with better access for children with autism? The proposed study seeks to answer this
question through three specific aims: 1. Assess whether access to care for children with
autism varies across states, 2. Assess the extent that state characteristics, such as
insurance policy on autism, enhance access to care for children with autism, and 3.
Indentify the states that have achieved the best access to care for children with autism for
future study. Data from the 2005-2006 National Survey of Children with Special Health
Care Needs (NSCSHCN) will be augmented with data on state autism insurance policy
features to allow an analysis of the association between state autism policy and access to
care for families with children with autism compared to families with children with other
special health care needs. The NSCSHCN is a complex, multistage sample of children
with special health care needs, including autism, representative of the nation as well as
each state and the District of Columbia. Multilevel regression will be used to correct for
the nonindependence of family-level observations nested within states, and assess the
contribution of family and state variables on access to care.
This will be the first national study of autism policy tied to outcomes for families. The
proposed study can move the field forward in a short timeframe by filling in the big
picture of autism state policy impacts. Findings identifying state policies associated with
better access to care for children with autism, and those states where the constellation of

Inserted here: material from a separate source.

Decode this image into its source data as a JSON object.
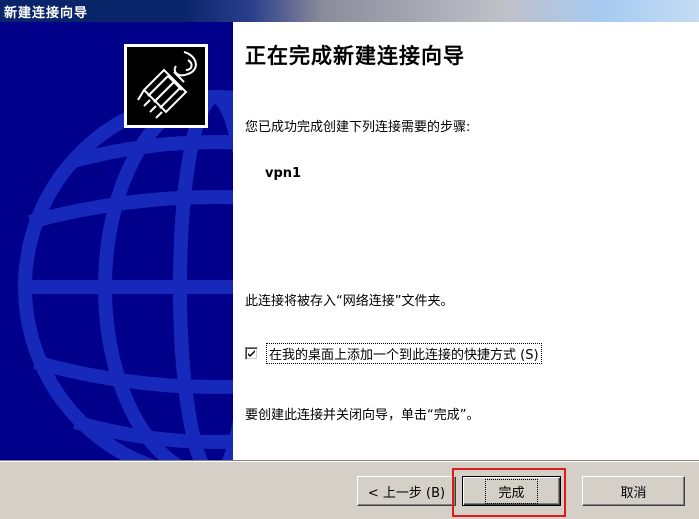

policies is associated with better access. Findings generate hypotheses for future studies
to determine why these policies work. The need to develop our understanding of what
insurance policies work for autism is pressing. The Autism Treatment Acceleration Act
(ATAA), recently introduced in the US Congress, calls for private insurance coverage of
the diagnosis and treatment of autism. The proposed study provides important insights
for policy design and future study of access to care for children with autism.
Listed is descending order by year published.
Parish S, Thomas K, Rose R, Kilany M, McConville R. State insurance parity legislation for autism services and family financial burden. Intellect Dev Disabil. 2012 Jun;50(3):190-8.
Parish SL, Thomas KC, Rose R, Kilany M, Shattuck PT. State Medicaid spending and financial burden of families raising children with autism. Intellect Dev Disabil. 2012 Dec;50(6):441-51.
Thomas KC, Parish SL, Rose RA, Kilany M. Access to care for children with autism in the context of state Medicaid reimbursement. Matern Child Health J. 2012; 16: 1636-44.
Autism, Developmental Disabilities, Special Health Care Needs, Insurance Coverage, Access to Health Care